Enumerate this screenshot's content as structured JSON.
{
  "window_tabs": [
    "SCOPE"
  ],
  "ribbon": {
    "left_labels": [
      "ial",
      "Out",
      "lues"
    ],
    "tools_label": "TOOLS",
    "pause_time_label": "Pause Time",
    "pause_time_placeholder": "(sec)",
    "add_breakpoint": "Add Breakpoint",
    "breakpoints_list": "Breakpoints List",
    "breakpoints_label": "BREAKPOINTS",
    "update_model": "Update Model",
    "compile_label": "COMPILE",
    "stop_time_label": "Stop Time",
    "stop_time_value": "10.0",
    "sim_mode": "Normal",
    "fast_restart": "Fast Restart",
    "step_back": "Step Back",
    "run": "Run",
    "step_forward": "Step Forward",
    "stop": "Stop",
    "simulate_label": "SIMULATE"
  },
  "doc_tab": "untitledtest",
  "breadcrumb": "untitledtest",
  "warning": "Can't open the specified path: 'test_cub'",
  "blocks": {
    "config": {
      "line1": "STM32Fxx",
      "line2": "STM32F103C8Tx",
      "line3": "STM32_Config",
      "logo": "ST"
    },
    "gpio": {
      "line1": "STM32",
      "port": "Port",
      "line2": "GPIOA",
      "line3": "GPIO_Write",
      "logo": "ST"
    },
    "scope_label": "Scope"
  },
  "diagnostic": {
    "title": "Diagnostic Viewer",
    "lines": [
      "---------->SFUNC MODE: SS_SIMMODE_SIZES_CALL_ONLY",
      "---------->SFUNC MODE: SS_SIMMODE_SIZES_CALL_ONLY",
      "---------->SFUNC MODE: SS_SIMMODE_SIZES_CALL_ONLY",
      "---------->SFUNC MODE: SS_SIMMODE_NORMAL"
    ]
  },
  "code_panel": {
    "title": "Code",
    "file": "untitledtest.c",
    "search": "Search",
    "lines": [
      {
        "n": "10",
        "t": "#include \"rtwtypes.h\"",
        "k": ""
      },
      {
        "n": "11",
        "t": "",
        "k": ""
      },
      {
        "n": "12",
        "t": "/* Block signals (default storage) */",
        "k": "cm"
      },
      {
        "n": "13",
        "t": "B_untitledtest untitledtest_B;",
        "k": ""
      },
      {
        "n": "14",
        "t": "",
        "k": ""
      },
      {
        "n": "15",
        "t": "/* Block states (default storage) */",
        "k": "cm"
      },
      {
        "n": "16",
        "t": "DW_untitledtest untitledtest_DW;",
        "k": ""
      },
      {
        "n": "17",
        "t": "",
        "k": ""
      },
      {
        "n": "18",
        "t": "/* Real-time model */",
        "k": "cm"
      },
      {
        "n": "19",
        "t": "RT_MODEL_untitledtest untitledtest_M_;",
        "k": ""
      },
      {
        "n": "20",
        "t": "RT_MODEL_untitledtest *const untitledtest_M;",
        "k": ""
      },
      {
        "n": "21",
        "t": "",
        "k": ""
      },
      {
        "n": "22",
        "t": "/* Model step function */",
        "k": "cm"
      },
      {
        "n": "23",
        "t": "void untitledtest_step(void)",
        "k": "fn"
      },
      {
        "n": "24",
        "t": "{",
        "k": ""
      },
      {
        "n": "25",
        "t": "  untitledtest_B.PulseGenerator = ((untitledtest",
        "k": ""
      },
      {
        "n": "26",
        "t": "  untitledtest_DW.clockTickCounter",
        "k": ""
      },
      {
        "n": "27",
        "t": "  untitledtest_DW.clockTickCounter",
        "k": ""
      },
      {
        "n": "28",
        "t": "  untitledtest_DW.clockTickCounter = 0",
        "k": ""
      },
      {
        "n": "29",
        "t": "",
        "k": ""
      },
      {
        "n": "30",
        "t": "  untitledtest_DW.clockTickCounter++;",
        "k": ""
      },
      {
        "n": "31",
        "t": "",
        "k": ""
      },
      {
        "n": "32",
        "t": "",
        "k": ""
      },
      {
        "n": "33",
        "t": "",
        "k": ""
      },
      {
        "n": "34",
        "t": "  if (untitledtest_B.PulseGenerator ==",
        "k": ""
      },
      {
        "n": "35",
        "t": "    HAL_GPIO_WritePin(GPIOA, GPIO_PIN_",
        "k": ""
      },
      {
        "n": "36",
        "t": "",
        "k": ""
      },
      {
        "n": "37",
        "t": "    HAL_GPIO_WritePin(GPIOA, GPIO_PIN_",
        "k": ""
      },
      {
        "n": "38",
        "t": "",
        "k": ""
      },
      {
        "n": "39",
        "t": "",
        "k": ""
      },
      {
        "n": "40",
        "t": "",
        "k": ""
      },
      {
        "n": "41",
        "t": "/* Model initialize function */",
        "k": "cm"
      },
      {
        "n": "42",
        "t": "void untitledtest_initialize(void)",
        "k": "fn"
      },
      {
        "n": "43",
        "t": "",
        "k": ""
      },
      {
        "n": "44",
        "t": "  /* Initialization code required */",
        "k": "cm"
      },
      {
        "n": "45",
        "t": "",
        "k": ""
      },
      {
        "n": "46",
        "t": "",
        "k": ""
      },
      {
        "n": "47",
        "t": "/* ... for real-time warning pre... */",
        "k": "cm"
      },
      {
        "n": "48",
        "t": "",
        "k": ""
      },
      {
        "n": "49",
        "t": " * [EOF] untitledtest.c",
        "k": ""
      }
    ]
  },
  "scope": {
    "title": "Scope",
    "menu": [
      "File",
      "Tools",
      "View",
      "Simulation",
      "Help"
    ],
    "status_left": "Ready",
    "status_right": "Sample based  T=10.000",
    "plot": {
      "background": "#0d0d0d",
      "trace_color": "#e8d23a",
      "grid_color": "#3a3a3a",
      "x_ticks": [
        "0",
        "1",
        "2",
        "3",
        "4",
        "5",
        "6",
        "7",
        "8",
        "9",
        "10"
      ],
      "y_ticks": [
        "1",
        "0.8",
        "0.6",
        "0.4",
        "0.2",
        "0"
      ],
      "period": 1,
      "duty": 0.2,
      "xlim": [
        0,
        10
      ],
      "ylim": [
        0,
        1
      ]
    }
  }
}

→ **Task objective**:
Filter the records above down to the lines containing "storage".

→ **Answer box**:
        "t": "/* Block signals (default storage) */",
        "t": "/* Block states (default storage) */",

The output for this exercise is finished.